  8. Weapons drop and the dancing continues. Some of the dead robots even come back to life. The former flying war machines emanate rainbow patterns in the background.
  9. In a very symbolic moment, the Christ figure in purple stands atop a concrete circle in the shape of a tree stump, as if Christ on his Cross in triumph dancing to A-flat. The A-flat of suffering that leads only to death is becoming life. A-flat doesn’t need to lead to war. If accepted, it can lead to glory. The Lord teaches them a new song using the same note.
  10. In the final scene, the Trinity drives down a road flanked by enthusiastic praises as the A-flat dance continues. In the distance is the mountain where God dwells on high.

OK, is that too weird? Call me a dreamer, but this is what I see. If all you choose to see is a car commercial, fine. But it never hurts to see Christ wherever we can. Man disobeyed and ushered in an A-flat world of suffering and death. God forgave us and Jesus undid our disobedience. But God, showing a reverence for us even in our struggle, takes our A-flat of suffering and death and makes it a road to glory, the way to Heaven.

Enjoy this video.

4 Replies to “An Image of Salvation in a KIA Soul Commercial”

  1. This is great and how well you have explained everything. Never would I have seen this in the advert. The one who made this adv if he reads your blog it will a whole new world to him. He will certainly see it as he never saw it before. Thank you for your wonderful blogs. So informative. God Bless

  2. The winter blues getting to you? Perhaps a week or so in the sun?

    Washington can ,no doubt, make one dance midst the rubble.

  3. Wouldn’t Adam and Eve have eventually end up in heaven even if they hadn’t fallen? It is an interesting analogy. God doesn’t start the symphony over anymore, when people make mistakes, whether willfully or on accident. The symphony must rubble to its conclusion, in a-flat now.
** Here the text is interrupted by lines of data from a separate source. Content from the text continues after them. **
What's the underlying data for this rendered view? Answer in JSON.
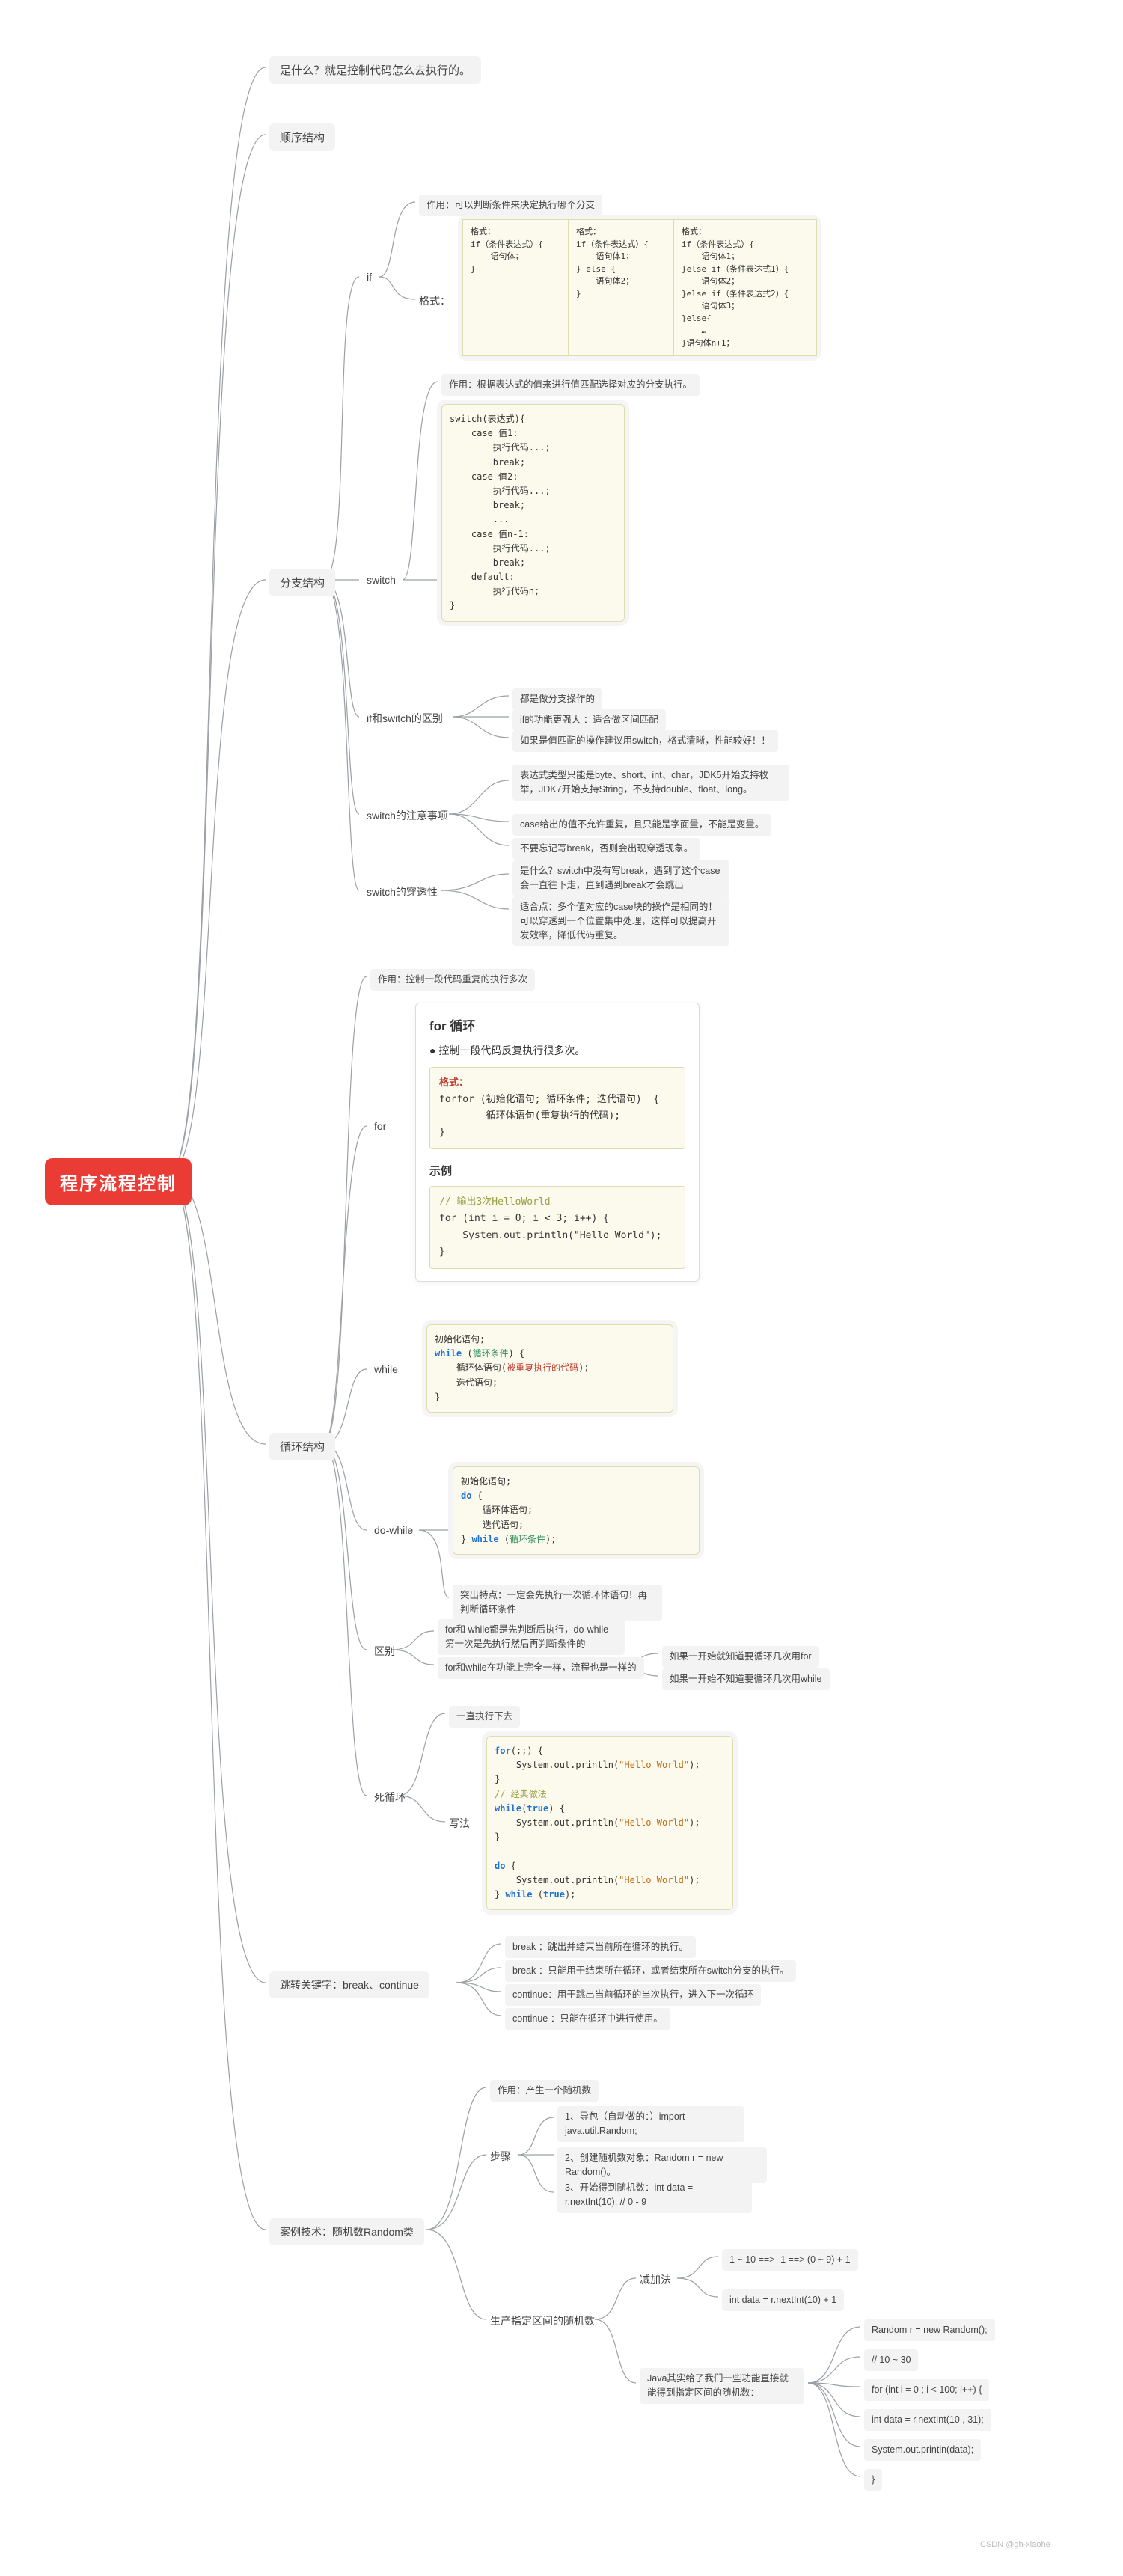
{
  "root": "程序流程控制",
  "n_what": "是什么？就是控制代码怎么去执行的。",
  "n_seq": "顺序结构",
  "n_branch": "分支结构",
  "if_label": "if",
  "if_purpose": "作用：可以判断条件来决定执行哪个分支",
  "if_fmt_label": "格式：",
  "if_fmt_col1": "格式：\nif（条件表达式）{\n    语句体；\n}",
  "if_fmt_col2": "格式：\nif（条件表达式）{\n    语句体1；\n} else {\n    语句体2；\n}",
  "if_fmt_col3": "格式：\nif（条件表达式）{\n    语句体1；\n}else if（条件表达式1）{\n    语句体2；\n}else if（条件表达式2）{\n    语句体3；\n}else{\n    …\n}语句体n+1；",
  "sw_label": "switch",
  "sw_purpose": "作用：根据表达式的值来进行值匹配选择对应的分支执行。",
  "sw_code": "switch(表达式){\n    case 值1:\n        执行代码...;\n        break;\n    case 值2:\n        执行代码...;\n        break;\n        ...\n    case 值n-1:\n        执行代码...;\n        break;\n    default:\n        执行代码n;\n}",
  "diff_label": "if和switch的区别",
  "diff_1": "都是做分支操作的",
  "diff_2": "if的功能更强大    ：适合做区间匹配",
  "diff_3": "如果是值匹配的操作建议用switch，格式清晰，性能较好！！",
  "sw_note_label": "switch的注意事项",
  "sw_note_1": "表达式类型只能是byte、short、int、char，JDK5开始支持枚举，JDK7开始支持String，不支持double、float、long。",
  "sw_note_2": "case给出的值不允许重复，且只能是字面量，不能是变量。",
  "sw_note_3": "不要忘记写break，否则会出现穿透现象。",
  "sw_pen_label": "switch的穿透性",
  "sw_pen_1": "是什么？switch中没有写break，遇到了这个case会一直往下走，直到遇到break才会跳出",
  "sw_pen_2": "适合点：多个值对应的case块的操作是相同的！可以穿透到一个位置集中处理，这样可以提高开发效率，降低代码重复。",
  "n_loop": "循环结构",
  "loop_purpose": "作用：控制一段代码重复的执行多次",
  "for_label": "for",
  "for_title": "for  循环",
  "for_bullet": "控制一段代码反复执行很多次。",
  "for_fmt_hdr": "格式：",
  "for_fmt": "for (初始化语句; 循环条件; 迭代语句)  {\n        循环体语句(重复执行的代码);\n}",
  "for_ex_label": "示例",
  "for_ex_cm": "// 输出3次HelloWorld",
  "for_ex_code": "for (int i = 0; i < 3; i++) {\n    System.out.println(\"Hello World\");\n}",
  "while_label": "while",
  "while_code": "初始化语句;\nwhile (循环条件) {\n    循环体语句(被重复执行的代码);\n    迭代语句;\n}",
  "do_label": "do-while",
  "do_code": "初始化语句;\ndo {\n    循环体语句;\n    迭代语句;\n} while (循环条件);",
  "do_note": "突出特点：一定会先执行一次循环体语句！再判断循环条件",
  "rel_label": "区别",
  "rel_1": "for和 while都是先判断后执行，do-while第一次是先执行然后再判断条件的",
  "rel_2_label": "for和while在功能上完全一样，流程也是一样的",
  "rel_2a": "如果一开始就知道要循环几次用for",
  "rel_2b": "如果一开始不知道要循环几次用while",
  "dead_label": "死循环",
  "dead_1": "一直执行下去",
  "dead_w_label": "写法",
  "dead_code": "for(;;) {\n    System.out.println(\"Hello World\");\n}\n// 经典做法\nwhile(true) {\n    System.out.println(\"Hello World\");\n}\n\ndo {\n    System.out.println(\"Hello World\");\n} while (true);",
  "n_jump": "跳转关键字：break、continue",
  "jump_1": "break  ：跳出并结束当前所在循环的执行。",
  "jump_2": "break ：只能用于结束所在循环，或者结束所在switch分支的执行。",
  "jump_3": "continue：用于跳出当前循环的当次执行，进入下一次循环",
  "jump_4": "continue ：只能在循环中进行使用。",
  "n_rand": "案例技术：随机数Random类",
  "r_purpose": "作用：产生一个随机数",
  "r_step_label": "步骤",
  "r_step_1": "1、导包（自动做的：）import java.util.Random;",
  "r_step_2": "2、创建随机数对象：Random r = new Random()。",
  "r_step_3": "3、开始得到随机数：int data = r.nextInt(10); // 0 - 9",
  "r_range_label": "生产指定区间的随机数",
  "r_sub_label": "减加法",
  "r_sub_1": "1 ~ 10   ==> -1 ==>  (0 ~ 9) + 1",
  "r_sub_2": "int data = r.nextInt(10) + 1",
  "r_java_label": "Java其实给了我们一些功能直接就能得到指定区间的随机数：",
  "r_java_1": "Random r = new Random();",
  "r_java_2": "// 10 ~ 30",
  "r_java_3": "for (int i = 0 ; i < 100; i++) {",
  "r_java_4": "    int data = r.nextInt(10 , 31);",
  "r_java_5": "    System.out.println(data);",
  "r_java_6": "}",
  "footer": "CSDN @gh-xiaohe"
}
The commercial appears to be an act of heresy advocating universalism, in that everyone, in every warring faction, starts to dance!

    1. *rumble

      Upon further reflection, if the video is understood to represent the Messianic Entry into Jerusalem, then it is sufficiently orthodox.

      And I was typing in jest about heresy, anyway.

Comments are closed.